The innovator / entrepreneur can bring a wealth of value to any organisation, as their skillset and experience will span leadership, teams, new product or process development and implementation, budgeting, sales and marketing as well as the honed ability to navigate complexity.
There are many innovator / entrepreneurs in the job market, as not every business or start-up journey becomes a success story. These individuals still need an outlet for their abilities, as well as a form of income, and are often willing to join an existing organisation to play the role of intrapreneur or innovator.
With many organisations needing to innovate to remain current and relevant, the ability to hire and retain these types of individuals is critical.
However, the innovator / entrepreneur does not think like your average employee. Traditional HR practices are unlikely to attract (and will certainly not retain) the types of individuals you are looking for.
The following mistakes organisations have made in attempting to hire and retain innovative individuals are based on real life events and experiences during job hire processes:
Mistake # 1: The siloed role and job specification
A strong innovator / entrepreneur is unlikely to feel comfortable in a role that is designed to operate in a silo. The innovator / entrepreneur naturally seeks to work across boundaries, to collaborate and co-create. This applies not only to producing innovative solutions, but also to their everyday working style.

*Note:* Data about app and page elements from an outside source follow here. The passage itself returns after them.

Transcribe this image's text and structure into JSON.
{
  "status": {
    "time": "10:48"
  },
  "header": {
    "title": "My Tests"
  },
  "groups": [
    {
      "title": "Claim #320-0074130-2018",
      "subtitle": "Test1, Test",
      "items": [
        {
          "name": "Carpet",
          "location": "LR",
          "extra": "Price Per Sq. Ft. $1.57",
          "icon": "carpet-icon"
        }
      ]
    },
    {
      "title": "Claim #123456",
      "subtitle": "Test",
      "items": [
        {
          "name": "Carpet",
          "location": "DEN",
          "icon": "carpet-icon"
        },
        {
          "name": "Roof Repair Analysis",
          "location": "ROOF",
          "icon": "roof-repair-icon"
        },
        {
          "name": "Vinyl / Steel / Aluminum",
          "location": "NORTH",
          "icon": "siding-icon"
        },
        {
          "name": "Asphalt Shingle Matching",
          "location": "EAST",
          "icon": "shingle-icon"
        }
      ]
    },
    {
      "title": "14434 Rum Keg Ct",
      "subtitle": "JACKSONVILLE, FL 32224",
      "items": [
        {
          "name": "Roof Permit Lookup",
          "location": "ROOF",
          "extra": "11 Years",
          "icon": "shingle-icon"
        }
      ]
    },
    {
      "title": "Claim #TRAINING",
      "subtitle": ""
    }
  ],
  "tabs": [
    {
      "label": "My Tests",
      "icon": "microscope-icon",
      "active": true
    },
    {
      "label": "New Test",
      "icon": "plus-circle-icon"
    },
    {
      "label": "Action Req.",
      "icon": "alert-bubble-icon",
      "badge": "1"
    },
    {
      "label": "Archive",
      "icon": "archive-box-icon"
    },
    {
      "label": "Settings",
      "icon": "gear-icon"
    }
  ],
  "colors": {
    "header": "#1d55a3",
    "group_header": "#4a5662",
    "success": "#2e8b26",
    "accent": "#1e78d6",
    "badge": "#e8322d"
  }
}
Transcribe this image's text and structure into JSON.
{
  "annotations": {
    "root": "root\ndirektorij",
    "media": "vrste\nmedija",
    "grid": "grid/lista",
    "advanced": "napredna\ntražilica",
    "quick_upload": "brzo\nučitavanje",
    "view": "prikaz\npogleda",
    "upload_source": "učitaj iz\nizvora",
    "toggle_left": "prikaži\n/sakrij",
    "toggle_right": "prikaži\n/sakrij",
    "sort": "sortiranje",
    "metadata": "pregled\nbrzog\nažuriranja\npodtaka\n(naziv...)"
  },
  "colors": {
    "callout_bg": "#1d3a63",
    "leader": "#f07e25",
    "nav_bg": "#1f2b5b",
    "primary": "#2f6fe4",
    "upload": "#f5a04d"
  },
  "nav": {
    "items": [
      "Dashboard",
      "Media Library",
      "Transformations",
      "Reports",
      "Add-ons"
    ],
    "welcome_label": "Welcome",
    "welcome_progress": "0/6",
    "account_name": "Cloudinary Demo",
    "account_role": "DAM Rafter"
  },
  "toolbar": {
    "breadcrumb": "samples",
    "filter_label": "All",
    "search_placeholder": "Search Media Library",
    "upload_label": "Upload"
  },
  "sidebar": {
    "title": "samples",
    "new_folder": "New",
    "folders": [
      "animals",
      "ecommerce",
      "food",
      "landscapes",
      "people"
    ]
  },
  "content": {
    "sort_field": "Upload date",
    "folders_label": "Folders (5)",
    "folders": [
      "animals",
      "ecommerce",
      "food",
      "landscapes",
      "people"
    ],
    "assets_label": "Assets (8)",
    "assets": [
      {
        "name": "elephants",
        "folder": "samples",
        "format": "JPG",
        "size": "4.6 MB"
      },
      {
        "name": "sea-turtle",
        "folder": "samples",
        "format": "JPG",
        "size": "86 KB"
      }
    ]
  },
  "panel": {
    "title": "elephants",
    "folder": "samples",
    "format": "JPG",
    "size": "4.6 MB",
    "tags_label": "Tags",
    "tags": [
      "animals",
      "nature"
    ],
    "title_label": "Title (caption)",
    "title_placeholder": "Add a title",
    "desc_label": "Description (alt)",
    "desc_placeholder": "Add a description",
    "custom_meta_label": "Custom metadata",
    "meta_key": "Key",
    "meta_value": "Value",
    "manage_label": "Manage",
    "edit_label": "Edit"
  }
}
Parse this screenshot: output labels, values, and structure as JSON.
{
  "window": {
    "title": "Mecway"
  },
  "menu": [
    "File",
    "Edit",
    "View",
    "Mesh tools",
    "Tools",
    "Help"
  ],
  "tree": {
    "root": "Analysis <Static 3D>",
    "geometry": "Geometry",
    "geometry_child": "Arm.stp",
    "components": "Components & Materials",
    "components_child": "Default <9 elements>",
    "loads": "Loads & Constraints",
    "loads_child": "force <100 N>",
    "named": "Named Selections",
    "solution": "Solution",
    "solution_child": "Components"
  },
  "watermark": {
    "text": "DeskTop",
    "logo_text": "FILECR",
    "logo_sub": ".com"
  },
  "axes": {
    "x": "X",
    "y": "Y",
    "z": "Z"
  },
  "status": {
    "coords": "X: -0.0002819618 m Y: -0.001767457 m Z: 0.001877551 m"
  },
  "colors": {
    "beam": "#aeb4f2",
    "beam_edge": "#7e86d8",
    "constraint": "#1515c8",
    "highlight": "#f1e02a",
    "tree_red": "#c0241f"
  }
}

The innovator / entrepreneur will blur the boundaries of any role they are allocated and all other roles around them, taking on tasks that belong in other roles to get a job done more efficiently or to prevent a block from happening.
Some individuals in your organisation may feel like their toes have been stepped on by the innovator/entrepreneur and are likely to become defensive.
Set up the role in such a way that the innovator / entrepreneur is allowed to operate across their role within certain limits to avoid unnecessary conflicts. By granting them upfront permission to be themselves, they will excel in their duties, get others around them to deliver high results and will propose working on phenomenal strategies and organisational fixes that will propel your organisation to the next level.
Mistake # 2: Starting the interview process with panel interviews or psychometric tests (instead of practical demonstrations of abilities)
The innovator / entrepreneur can showcase themselves best through a practical demonstration of their skillsets.
Ask them to put together a presentation that demonstrates how they would go about establishing and implementing a key component of their role or ask them to partake in a mini project where they can show you a cross section of their abilities in real time.
Not only will you get to see a deeper picture of the value the individual can bring, but you will also get to see how their innovative mind works in the context of your organisation.
Mistake # 3: Considering their side-hustle a conflict of interest
If an innovator / entrepreneur is applying for a role at your organisation, the likelihood of them having a side hustle of some kind is high. This is because their very nature is to start new things that they can feel a sense of ownership in.
An organisation’s initial reaction may be that the side-hustle will take time and resources away from the role in question, but the opposite is often true. If an innovator/ entrepreneur’s side hustle is seen to bring additional value to the role instead of being an obstacle to the role, the individual is likely to share their networks, their findings and even their offerings from the side-hustle with the hiring organisation as a part of their role.
A side-hustle viewed as a competing offering is often an offering that can be brought into the hiring organisation as a joint initiative. The innovator / entrepreneur will work ten times as hard for you if this is the case, in both the role they are hired to perform and in the joint initiative which enables them to express who they are.
Seeing conflicts of interest through a lense of collaboration can bring exponential value versus shutting it out and chasing away a strong resource.
Mistake # 4: Expecting the innovator / entrepreneur to shift your entire organisation on their own
The innovator / entrepreneur is often perceived as the magic bullet to fix or innovate upon years and years of legacy operations. This expectation is often disguised under a task to perform some form of change management. This is unfair and unrealistic, as one person cannot fix every legacy issue on their own, over and above producing deliverables that they are being performance managed for. This can lead to major burnout.
If massive change is required in your organisation, ensure the innovator/ entrepreneur has a change management team and the right leaders (with the right mindsets) around them for support, or make the key cultural and structural shifts prior to hiring the innovator / entrepreneur.
Mistake # 5: Perceiving lower abilities because they have worked for themselves
An innovator / entrepreneur with a lack of corporate experience may have a learning curve in terms of navigating larger company life, but by no means does this mean that they are less capable. Bear in mind that they are used to working at a faster pace and achieving things with fewer resources. Navigating a slower pace and waiting on others to execute is their biggest challenge. Someone who has had their own business will have developed a broader range of skills than a traditional employee. They will be able to contribute far beyond the scope of any predetermined role. Let them have some leeway to showcase what they can bring to your organisation instead of blocking their efforts. Support them with an orientation process that covers organisational process and a mechanism for them to share any ideas.
The innovator / entrepreneur is becoming an increasingly sought-after individual by organisations embracing new ways of doing things. It is time for companies to enable innovator/entrepreneurs to join them and stay with them, instead of making them feel like they have no choice but to struggle on their own to express who they are in life. This starts with making changes to the hiring and onboarding process.